**Task details**
A verbatim copy of the records below, pictures omitted, is the task.

(Component data from apps and pages)
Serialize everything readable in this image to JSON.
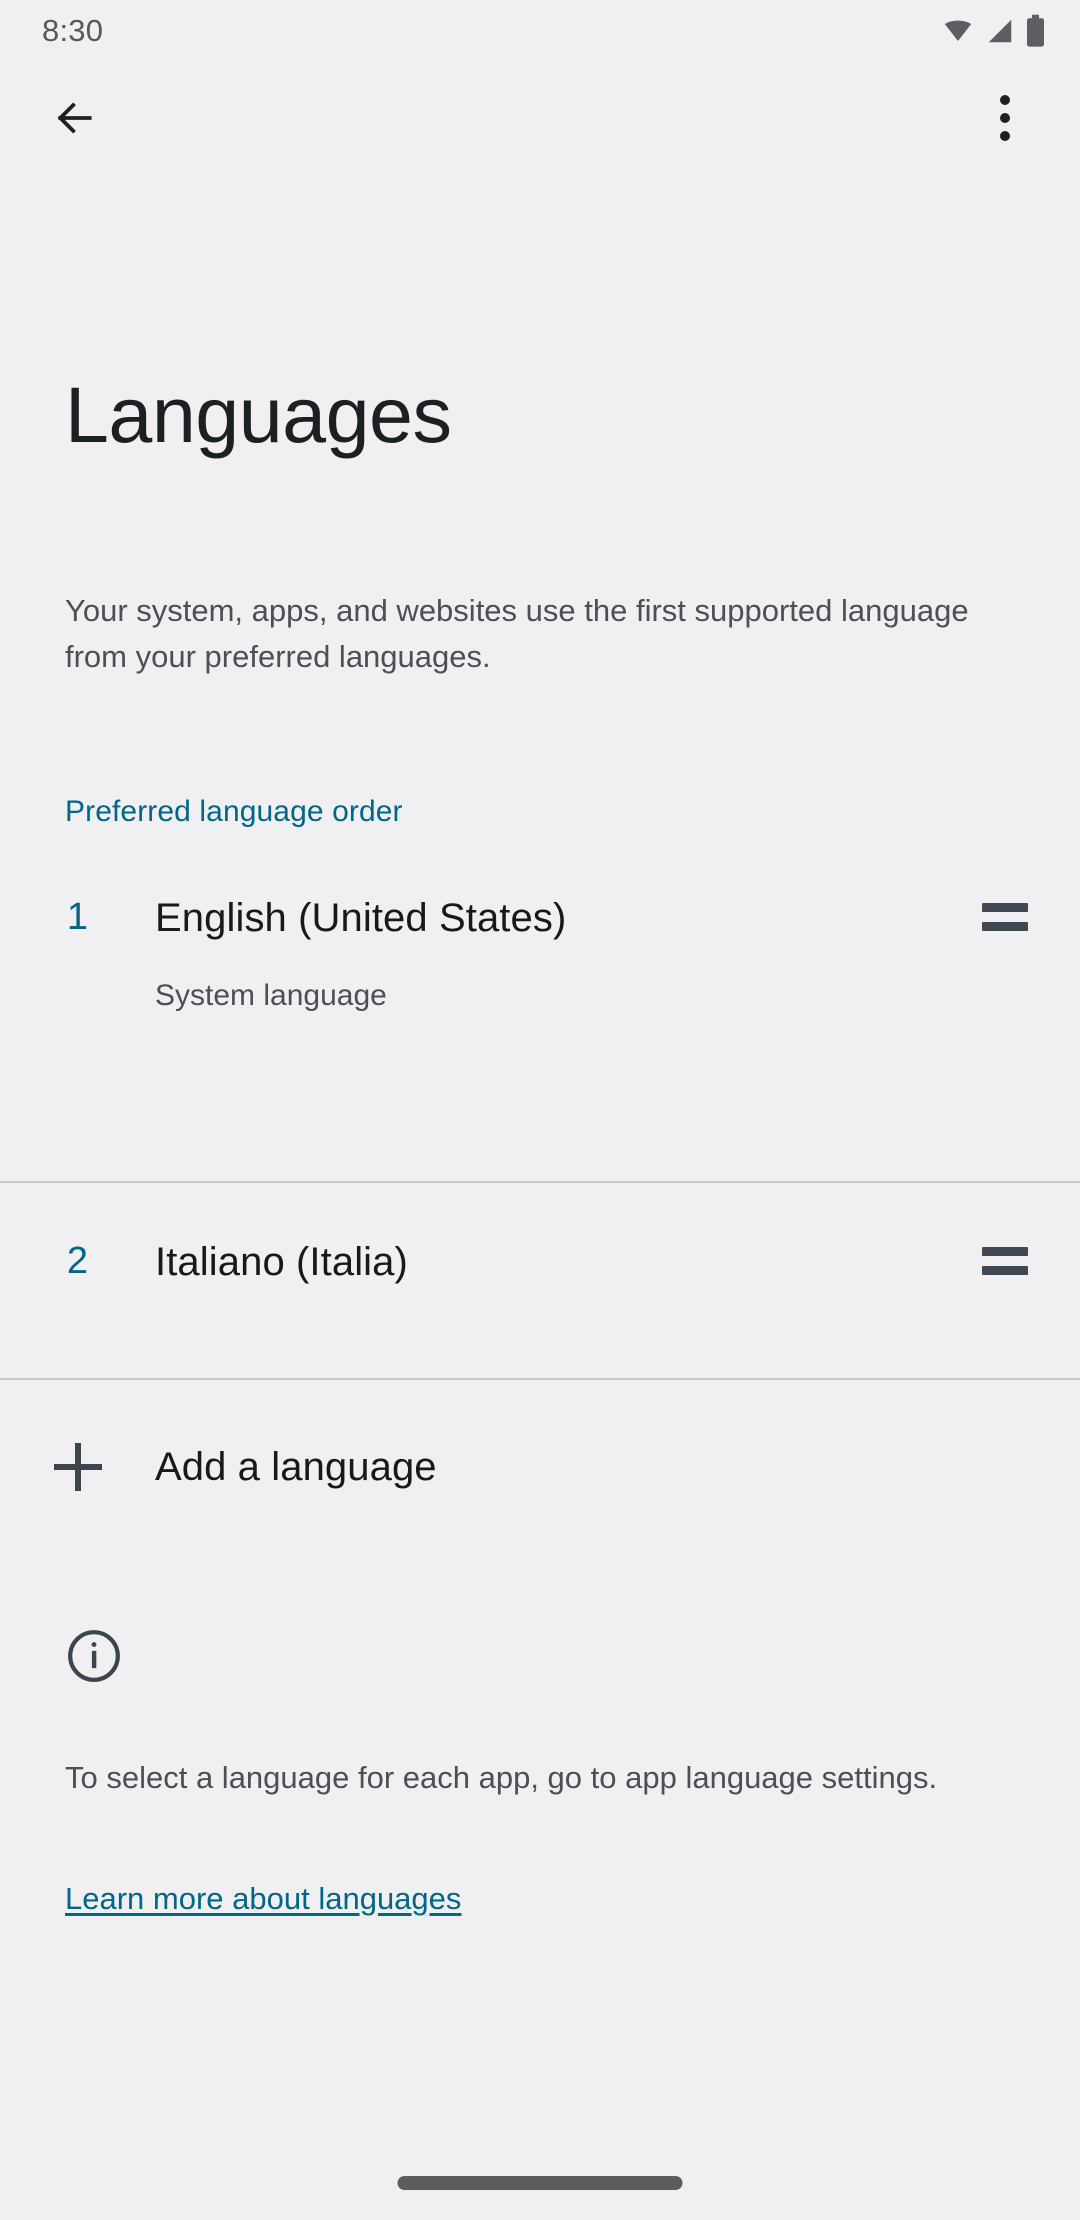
{
  "status_bar": {
    "time": "8:30",
    "icons": [
      "wifi-icon",
      "cellular-signal-icon",
      "battery-icon"
    ]
  },
  "app_bar": {
    "back_icon": "back-arrow-icon",
    "overflow_icon": "more-options-icon"
  },
  "page": {
    "title": "Languages",
    "description": "Your system, apps, and websites use the first supported language from your preferred languages."
  },
  "section": {
    "header": "Preferred language order"
  },
  "languages": [
    {
      "index": "1",
      "name": "English (United States)",
      "subtitle": "System language",
      "handle_icon": "drag-handle-icon"
    },
    {
      "index": "2",
      "name": "Italiano (Italia)",
      "subtitle": "",
      "handle_icon": "drag-handle-icon"
    }
  ],
  "add_language": {
    "icon": "plus-icon",
    "label": "Add a language"
  },
  "footer": {
    "icon": "info-circle-icon",
    "text": "To select a language for each app, go to app language settings.",
    "link": "Learn more about languages"
  },
  "navigation": {
    "pill": "gesture-nav-pill"
  },
  "colors": {
    "background": "#f0f0f2",
    "accent": "#00668b",
    "primary_text": "#17191c",
    "secondary_text": "#4b5055",
    "divider": "#c7c9cc"
  }
}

**Expected answer**
Serialize everything readable in this image to JSON.
{
  "status_bar": {
    "time": "8:30",
    "icons": [
      "wifi-icon",
      "cellular-signal-icon",
      "battery-icon"
    ]
  },
  "app_bar": {
    "back_icon": "back-arrow-icon",
    "overflow_icon": "more-options-icon"
  },
  "page": {
    "title": "Languages",
    "description": "Your system, apps, and websites use the first supported language from your preferred languages."
  },
  "section": {
    "header": "Preferred language order"
  },
  "languages": [
    {
      "index": "1",
      "name": "English (United States)",
      "subtitle": "System language",
      "handle_icon": "drag-handle-icon"
    },
    {
      "index": "2",
      "name": "Italiano (Italia)",
      "subtitle": "",
      "handle_icon": "drag-handle-icon"
    }
  ],
  "add_language": {
    "icon": "plus-icon",
    "label": "Add a language"
  },
  "footer": {
    "icon": "info-circle-icon",
    "text": "To select a language for each app, go to app language settings.",
    "link": "Learn more about languages"
  },
  "navigation": {
    "pill": "gesture-nav-pill"
  },
  "colors": {
    "background": "#f0f0f2",
    "accent": "#00668b",
    "primary_text": "#17191c",
    "secondary_text": "#4b5055",
    "divider": "#c7c9cc"
  }
}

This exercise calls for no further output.